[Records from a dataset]
----
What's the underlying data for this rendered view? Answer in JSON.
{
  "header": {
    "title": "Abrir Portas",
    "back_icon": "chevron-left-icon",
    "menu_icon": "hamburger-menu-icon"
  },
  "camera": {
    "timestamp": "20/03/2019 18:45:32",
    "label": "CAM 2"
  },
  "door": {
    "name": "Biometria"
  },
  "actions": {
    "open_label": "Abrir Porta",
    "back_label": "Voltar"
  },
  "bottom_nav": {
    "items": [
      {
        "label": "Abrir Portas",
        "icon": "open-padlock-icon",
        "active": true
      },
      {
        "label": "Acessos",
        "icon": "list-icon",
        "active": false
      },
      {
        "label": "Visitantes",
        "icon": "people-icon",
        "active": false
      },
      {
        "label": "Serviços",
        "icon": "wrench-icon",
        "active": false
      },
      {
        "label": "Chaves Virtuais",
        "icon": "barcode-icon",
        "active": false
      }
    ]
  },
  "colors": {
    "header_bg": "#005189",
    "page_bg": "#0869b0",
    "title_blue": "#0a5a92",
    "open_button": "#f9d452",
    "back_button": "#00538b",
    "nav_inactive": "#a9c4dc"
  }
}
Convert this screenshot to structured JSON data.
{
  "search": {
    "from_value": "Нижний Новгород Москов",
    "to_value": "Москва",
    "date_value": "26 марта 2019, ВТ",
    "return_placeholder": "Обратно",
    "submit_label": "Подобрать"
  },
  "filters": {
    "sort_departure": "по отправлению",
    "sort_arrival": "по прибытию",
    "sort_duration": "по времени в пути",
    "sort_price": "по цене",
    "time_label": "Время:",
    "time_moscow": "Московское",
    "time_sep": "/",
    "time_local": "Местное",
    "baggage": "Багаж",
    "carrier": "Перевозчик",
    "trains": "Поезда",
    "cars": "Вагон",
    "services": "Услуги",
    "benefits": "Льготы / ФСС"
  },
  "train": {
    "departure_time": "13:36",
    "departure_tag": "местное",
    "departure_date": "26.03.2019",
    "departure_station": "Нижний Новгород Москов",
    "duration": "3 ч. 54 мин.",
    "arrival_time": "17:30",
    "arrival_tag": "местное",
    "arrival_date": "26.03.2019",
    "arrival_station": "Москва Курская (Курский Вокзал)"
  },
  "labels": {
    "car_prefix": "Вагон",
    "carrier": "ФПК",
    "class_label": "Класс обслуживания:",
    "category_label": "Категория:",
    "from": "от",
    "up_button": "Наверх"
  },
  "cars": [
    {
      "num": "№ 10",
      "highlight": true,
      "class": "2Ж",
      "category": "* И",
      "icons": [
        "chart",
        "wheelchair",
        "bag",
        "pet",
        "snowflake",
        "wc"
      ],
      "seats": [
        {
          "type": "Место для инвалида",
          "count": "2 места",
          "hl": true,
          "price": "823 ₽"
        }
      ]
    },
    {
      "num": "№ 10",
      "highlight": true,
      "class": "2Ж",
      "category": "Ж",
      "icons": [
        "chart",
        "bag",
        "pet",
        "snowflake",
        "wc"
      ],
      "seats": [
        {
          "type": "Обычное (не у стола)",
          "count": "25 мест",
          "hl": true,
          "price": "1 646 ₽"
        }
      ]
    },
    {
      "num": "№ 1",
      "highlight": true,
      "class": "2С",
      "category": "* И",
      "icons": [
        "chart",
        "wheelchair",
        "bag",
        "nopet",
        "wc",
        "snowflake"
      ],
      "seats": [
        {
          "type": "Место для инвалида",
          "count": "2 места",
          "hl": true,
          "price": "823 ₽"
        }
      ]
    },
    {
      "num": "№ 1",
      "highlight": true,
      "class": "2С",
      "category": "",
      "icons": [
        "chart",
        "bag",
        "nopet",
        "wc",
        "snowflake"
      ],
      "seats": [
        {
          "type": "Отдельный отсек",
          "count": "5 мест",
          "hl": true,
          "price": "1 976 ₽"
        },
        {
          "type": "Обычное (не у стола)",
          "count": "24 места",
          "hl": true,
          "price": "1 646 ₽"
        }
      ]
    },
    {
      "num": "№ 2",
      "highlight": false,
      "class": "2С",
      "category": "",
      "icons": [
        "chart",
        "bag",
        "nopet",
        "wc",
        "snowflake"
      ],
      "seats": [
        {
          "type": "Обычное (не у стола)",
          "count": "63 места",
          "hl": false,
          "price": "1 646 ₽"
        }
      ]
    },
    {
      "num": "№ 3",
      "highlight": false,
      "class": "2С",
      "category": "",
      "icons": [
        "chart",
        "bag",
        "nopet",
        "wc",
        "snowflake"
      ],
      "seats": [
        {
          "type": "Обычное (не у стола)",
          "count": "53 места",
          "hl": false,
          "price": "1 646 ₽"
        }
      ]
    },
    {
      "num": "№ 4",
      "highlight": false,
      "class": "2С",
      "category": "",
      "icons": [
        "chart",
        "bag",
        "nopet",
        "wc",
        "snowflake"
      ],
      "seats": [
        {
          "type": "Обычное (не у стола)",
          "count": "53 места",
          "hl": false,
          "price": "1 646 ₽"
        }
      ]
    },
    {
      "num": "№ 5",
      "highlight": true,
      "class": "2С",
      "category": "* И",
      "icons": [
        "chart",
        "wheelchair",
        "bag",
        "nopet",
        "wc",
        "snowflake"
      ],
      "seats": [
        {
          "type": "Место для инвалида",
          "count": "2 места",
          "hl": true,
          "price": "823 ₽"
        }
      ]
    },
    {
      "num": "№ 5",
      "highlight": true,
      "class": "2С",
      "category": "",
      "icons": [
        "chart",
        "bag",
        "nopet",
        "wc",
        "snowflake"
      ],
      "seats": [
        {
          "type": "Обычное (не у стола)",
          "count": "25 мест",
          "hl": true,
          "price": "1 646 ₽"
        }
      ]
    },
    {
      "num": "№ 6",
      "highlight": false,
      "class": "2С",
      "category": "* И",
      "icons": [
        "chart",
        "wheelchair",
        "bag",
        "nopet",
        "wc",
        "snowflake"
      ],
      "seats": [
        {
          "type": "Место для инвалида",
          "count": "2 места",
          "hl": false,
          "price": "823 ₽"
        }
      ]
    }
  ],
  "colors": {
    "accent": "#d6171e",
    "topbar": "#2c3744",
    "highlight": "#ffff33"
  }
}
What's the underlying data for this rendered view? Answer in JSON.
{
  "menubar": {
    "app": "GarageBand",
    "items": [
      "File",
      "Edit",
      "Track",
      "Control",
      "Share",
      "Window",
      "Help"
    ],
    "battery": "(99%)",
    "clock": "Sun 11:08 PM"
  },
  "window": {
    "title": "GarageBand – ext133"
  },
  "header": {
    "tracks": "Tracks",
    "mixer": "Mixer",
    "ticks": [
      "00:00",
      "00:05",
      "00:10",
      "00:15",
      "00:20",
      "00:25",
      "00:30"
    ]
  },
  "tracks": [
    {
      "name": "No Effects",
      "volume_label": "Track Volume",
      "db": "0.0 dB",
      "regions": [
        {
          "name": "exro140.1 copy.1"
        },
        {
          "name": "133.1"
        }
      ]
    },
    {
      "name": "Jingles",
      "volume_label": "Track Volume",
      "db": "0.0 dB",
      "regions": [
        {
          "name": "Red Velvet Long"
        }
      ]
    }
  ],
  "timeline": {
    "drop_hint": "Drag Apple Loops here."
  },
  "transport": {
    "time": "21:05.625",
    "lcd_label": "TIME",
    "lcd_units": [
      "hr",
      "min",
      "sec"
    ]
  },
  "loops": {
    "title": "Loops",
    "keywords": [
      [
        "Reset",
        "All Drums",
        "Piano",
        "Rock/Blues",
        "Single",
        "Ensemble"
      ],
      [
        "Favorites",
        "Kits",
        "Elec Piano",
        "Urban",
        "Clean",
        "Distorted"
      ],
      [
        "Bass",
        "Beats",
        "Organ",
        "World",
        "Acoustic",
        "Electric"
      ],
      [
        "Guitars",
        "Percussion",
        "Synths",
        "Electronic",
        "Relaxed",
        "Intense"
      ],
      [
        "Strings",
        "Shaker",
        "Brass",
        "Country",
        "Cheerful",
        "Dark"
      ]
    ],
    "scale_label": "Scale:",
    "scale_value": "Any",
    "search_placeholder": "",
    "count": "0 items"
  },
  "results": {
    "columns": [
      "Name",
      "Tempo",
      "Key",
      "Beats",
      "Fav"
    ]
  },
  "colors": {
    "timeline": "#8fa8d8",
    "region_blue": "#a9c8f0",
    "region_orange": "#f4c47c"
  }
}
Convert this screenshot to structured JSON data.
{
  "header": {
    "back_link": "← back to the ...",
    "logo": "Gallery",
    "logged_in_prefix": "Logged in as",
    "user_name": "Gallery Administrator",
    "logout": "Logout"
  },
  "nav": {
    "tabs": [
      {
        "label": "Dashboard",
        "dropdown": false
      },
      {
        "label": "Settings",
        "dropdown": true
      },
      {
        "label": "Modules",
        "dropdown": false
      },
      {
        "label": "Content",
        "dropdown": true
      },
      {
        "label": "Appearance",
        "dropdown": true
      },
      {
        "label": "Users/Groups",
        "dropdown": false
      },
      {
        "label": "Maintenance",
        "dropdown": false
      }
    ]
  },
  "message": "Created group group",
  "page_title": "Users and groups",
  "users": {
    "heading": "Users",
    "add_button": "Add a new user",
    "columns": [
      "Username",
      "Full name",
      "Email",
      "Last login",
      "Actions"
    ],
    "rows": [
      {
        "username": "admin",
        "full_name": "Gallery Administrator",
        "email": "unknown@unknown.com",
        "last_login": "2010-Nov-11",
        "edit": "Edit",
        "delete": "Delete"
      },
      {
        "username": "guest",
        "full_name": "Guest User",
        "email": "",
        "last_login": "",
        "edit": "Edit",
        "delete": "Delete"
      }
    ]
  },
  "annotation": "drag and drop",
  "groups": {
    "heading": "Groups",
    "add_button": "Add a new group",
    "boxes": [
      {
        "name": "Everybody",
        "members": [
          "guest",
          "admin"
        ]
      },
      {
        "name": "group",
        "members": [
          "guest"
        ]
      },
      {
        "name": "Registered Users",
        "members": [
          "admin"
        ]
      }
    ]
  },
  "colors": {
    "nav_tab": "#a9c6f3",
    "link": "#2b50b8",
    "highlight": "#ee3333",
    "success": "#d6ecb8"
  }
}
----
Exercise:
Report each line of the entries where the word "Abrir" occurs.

Solved exercise:
    "title": "Abrir Portas",
    "open_label": "Abrir Porta",
        "label": "Abrir Portas",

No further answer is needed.